■ THE PROBLEM ■
Reproduce the data exactly.

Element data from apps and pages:
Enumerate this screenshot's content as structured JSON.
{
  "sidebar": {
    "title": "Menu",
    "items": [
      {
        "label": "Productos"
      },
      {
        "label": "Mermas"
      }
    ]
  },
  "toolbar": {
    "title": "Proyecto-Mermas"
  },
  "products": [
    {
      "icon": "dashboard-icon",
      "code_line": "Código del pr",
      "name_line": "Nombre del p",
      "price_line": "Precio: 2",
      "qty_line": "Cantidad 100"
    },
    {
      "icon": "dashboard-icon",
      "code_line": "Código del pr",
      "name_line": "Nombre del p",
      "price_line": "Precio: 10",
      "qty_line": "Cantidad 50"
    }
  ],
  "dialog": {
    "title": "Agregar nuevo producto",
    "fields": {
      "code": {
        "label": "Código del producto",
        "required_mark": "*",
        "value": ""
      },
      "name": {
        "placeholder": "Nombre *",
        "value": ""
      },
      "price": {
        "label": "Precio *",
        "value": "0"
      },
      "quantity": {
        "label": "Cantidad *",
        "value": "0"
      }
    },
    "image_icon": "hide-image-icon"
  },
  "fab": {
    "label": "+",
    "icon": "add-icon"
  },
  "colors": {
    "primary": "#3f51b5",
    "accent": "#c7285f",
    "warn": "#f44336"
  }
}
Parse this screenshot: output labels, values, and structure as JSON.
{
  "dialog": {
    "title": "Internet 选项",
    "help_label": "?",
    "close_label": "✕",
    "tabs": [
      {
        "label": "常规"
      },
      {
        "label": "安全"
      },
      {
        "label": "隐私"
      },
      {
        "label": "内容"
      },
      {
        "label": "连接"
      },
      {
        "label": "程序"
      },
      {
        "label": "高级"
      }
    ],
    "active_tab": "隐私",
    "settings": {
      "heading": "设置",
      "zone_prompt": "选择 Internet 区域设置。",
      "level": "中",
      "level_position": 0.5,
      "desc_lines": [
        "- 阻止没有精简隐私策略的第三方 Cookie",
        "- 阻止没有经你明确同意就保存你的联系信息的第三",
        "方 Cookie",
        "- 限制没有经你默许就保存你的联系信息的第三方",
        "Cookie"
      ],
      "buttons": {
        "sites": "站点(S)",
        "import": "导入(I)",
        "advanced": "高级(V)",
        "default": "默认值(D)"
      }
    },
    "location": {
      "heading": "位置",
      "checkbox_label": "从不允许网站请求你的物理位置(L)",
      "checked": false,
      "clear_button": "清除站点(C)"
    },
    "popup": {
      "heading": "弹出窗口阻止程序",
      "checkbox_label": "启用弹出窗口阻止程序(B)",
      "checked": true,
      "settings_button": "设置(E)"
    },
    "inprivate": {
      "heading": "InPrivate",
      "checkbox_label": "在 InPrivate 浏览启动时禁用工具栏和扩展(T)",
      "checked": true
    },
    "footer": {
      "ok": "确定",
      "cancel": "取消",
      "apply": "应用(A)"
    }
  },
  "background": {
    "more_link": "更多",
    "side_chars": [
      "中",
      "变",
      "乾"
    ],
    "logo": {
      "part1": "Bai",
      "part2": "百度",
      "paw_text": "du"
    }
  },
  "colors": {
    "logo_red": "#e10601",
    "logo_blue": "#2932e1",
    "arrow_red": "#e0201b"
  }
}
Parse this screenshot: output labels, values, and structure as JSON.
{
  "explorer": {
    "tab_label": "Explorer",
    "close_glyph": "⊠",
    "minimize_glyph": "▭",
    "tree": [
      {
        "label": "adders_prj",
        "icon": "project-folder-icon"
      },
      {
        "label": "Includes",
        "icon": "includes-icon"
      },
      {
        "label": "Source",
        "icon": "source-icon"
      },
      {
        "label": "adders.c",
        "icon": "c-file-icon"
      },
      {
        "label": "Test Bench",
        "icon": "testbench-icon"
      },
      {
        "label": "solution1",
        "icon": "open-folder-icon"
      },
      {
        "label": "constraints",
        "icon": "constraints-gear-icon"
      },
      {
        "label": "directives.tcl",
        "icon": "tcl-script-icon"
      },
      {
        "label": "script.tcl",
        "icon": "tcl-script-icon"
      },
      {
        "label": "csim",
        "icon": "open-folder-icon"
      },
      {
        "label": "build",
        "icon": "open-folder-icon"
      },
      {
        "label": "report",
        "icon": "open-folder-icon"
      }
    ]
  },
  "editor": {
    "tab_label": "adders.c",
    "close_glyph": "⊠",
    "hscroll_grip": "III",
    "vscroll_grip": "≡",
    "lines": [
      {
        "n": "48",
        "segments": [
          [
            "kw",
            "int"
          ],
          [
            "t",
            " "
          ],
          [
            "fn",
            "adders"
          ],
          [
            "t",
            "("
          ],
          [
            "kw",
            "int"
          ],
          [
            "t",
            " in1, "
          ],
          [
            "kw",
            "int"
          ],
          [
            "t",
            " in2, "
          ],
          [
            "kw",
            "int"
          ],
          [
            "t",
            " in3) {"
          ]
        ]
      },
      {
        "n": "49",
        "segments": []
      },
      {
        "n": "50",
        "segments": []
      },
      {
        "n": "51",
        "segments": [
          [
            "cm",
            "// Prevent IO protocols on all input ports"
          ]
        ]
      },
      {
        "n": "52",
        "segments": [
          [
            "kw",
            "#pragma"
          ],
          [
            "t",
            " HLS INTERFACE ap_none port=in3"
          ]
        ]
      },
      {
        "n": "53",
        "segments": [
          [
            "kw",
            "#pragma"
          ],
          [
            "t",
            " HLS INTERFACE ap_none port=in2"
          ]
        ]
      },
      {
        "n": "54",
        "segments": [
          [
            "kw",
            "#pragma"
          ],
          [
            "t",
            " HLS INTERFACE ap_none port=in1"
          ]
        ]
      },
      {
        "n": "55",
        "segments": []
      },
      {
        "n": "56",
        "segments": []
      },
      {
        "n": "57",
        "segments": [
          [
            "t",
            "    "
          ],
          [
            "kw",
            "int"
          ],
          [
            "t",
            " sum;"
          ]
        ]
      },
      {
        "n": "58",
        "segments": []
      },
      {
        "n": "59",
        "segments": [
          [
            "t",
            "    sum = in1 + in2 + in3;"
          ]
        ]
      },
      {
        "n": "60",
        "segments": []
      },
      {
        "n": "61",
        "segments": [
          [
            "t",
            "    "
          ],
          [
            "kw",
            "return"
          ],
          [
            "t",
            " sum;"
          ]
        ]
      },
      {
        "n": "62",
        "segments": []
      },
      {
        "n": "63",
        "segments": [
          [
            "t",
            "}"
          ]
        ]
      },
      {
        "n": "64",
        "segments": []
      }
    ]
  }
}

■ EXERCISE OUTPUT ■
Enumerate this screenshot's content as structured JSON.
{
  "sidebar": {
    "title": "Menu",
    "items": [
      {
        "label": "Productos"
      },
      {
        "label": "Mermas"
      }
    ]
  },
  "toolbar": {
    "title": "Proyecto-Mermas"
  },
  "products": [
    {
      "icon": "dashboard-icon",
      "code_line": "Código del pr",
      "name_line": "Nombre del p",
      "price_line": "Precio: 2",
      "qty_line": "Cantidad 100"
    },
    {
      "icon": "dashboard-icon",
      "code_line": "Código del pr",
      "name_line": "Nombre del p",
      "price_line": "Precio: 10",
      "qty_line": "Cantidad 50"
    }
  ],
  "dialog": {
    "title": "Agregar nuevo producto",
    "fields": {
      "code": {
        "label": "Código del producto",
        "required_mark": "*",
        "value": ""
      },
      "name": {
        "placeholder": "Nombre *",
        "value": ""
      },
      "price": {
        "label": "Precio *",
        "value": "0"
      },
      "quantity": {
        "label": "Cantidad *",
        "value": "0"
      }
    },
    "image_icon": "hide-image-icon"
  },
  "fab": {
    "label": "+",
    "icon": "add-icon"
  },
  "colors": {
    "primary": "#3f51b5",
    "accent": "#c7285f",
    "warn": "#f44336"
  }
}
Parse this screenshot: output labels, values, and structure as JSON.
{
  "dialog": {
    "title": "Internet 选项",
    "help_label": "?",
    "close_label": "✕",
    "tabs": [
      {
        "label": "常规"
      },
      {
        "label": "安全"
      },
      {
        "label": "隐私"
      },
      {
        "label": "内容"
      },
      {
        "label": "连接"
      },
      {
        "label": "程序"
      },
      {
        "label": "高级"
      }
    ],
    "active_tab": "隐私",
    "settings": {
      "heading": "设置",
      "zone_prompt": "选择 Internet 区域设置。",
      "level": "中",
      "level_position": 0.5,
      "desc_lines": [
        "- 阻止没有精简隐私策略的第三方 Cookie",
        "- 阻止没有经你明确同意就保存你的联系信息的第三",
        "方 Cookie",
        "- 限制没有经你默许就保存你的联系信息的第三方",
        "Cookie"
      ],
      "buttons": {
        "sites": "站点(S)",
        "import": "导入(I)",
        "advanced": "高级(V)",
        "default": "默认值(D)"
      }
    },
    "location": {
      "heading": "位置",
      "checkbox_label": "从不允许网站请求你的物理位置(L)",
      "checked": false,
      "clear_button": "清除站点(C)"
    },
    "popup": {
      "heading": "弹出窗口阻止程序",
      "checkbox_label": "启用弹出窗口阻止程序(B)",
      "checked": true,
      "settings_button": "设置(E)"
    },
    "inprivate": {
      "heading": "InPrivate",
      "checkbox_label": "在 InPrivate 浏览启动时禁用工具栏和扩展(T)",
      "checked": true
    },
    "footer": {
      "ok": "确定",
      "cancel": "取消",
      "apply": "应用(A)"
    }
  },
  "background": {
    "more_link": "更多",
    "side_chars": [
      "中",
      "变",
      "乾"
    ],
    "logo": {
      "part1": "Bai",
      "part2": "百度",
      "paw_text": "du"
    }
  },
  "colors": {
    "logo_red": "#e10601",
    "logo_blue": "#2932e1",
    "arrow_red": "#e0201b"
  }
}
Parse this screenshot: output labels, values, and structure as JSON.
{
  "explorer": {
    "tab_label": "Explorer",
    "close_glyph": "⊠",
    "minimize_glyph": "▭",
    "tree": [
      {
        "label": "adders_prj",
        "icon": "project-folder-icon"
      },
      {
        "label": "Includes",
        "icon": "includes-icon"
      },
      {
        "label": "Source",
        "icon": "source-icon"
      },
      {
        "label": "adders.c",
        "icon": "c-file-icon"
      },
      {
        "label": "Test Bench",
        "icon": "testbench-icon"
      },
      {
        "label": "solution1",
        "icon": "open-folder-icon"
      },
      {
        "label": "constraints",
        "icon": "constraints-gear-icon"
      },
      {
        "label": "directives.tcl",
        "icon": "tcl-script-icon"
      },
      {
        "label": "script.tcl",
        "icon": "tcl-script-icon"
      },
      {
        "label": "csim",
        "icon": "open-folder-icon"
      },
      {
        "label": "build",
        "icon": "open-folder-icon"
      },
      {
        "label": "report",
        "icon": "open-folder-icon"
      }
    ]
  },
  "editor": {
    "tab_label": "adders.c",
    "close_glyph": "⊠",
    "hscroll_grip": "III",
    "vscroll_grip": "≡",
    "lines": [
      {
        "n": "48",
        "segments": [
          [
            "kw",
            "int"
          ],
          [
            "t",
            " "
          ],
          [
            "fn",
            "adders"
          ],
          [
            "t",
            "("
          ],
          [
            "kw",
            "int"
          ],
          [
            "t",
            " in1, "
          ],
          [
            "kw",
            "int"
          ],
          [
            "t",
            " in2, "
          ],
          [
            "kw",
            "int"
          ],
          [
            "t",
            " in3) {"
          ]
        ]
      },
      {
        "n": "49",
        "segments": []
      },
      {
        "n": "50",
        "segments": []
      },
      {
        "n": "51",
        "segments": [
          [
            "cm",
            "// Prevent IO protocols on all input ports"
          ]
        ]
      },
      {
        "n": "52",
        "segments": [
          [
            "kw",
            "#pragma"
          ],
          [
            "t",
            " HLS INTERFACE ap_none port=in3"
          ]
        ]
      },
      {
        "n": "53",
        "segments": [
          [
            "kw",
            "#pragma"
          ],
          [
            "t",
            " HLS INTERFACE ap_none port=in2"
          ]
        ]
      },
      {
        "n": "54",
        "segments": [
          [
            "kw",
            "#pragma"
          ],
          [
            "t",
            " HLS INTERFACE ap_none port=in1"
          ]
        ]
      },
      {
        "n": "55",
        "segments": []
      },
      {
        "n": "56",
        "segments": []
      },
      {
        "n": "57",
        "segments": [
          [
            "t",
            "    "
          ],
          [
            "kw",
            "int"
          ],
          [
            "t",
            " sum;"
          ]
        ]
      },
      {
        "n": "58",
        "segments": []
      },
      {
        "n": "59",
        "segments": [
          [
            "t",
            "    sum = in1 + in2 + in3;"
          ]
        ]
      },
      {
        "n": "60",
        "segments": []
      },
      {
        "n": "61",
        "segments": [
          [
            "t",
            "    "
          ],
          [
            "kw",
            "return"
          ],
          [
            "t",
            " sum;"
          ]
        ]
      },
      {
        "n": "62",
        "segments": []
      },
      {
        "n": "63",
        "segments": [
          [
            "t",
            "}"
          ]
        ]
      },
      {
        "n": "64",
        "segments": []
      }
    ]
  }
}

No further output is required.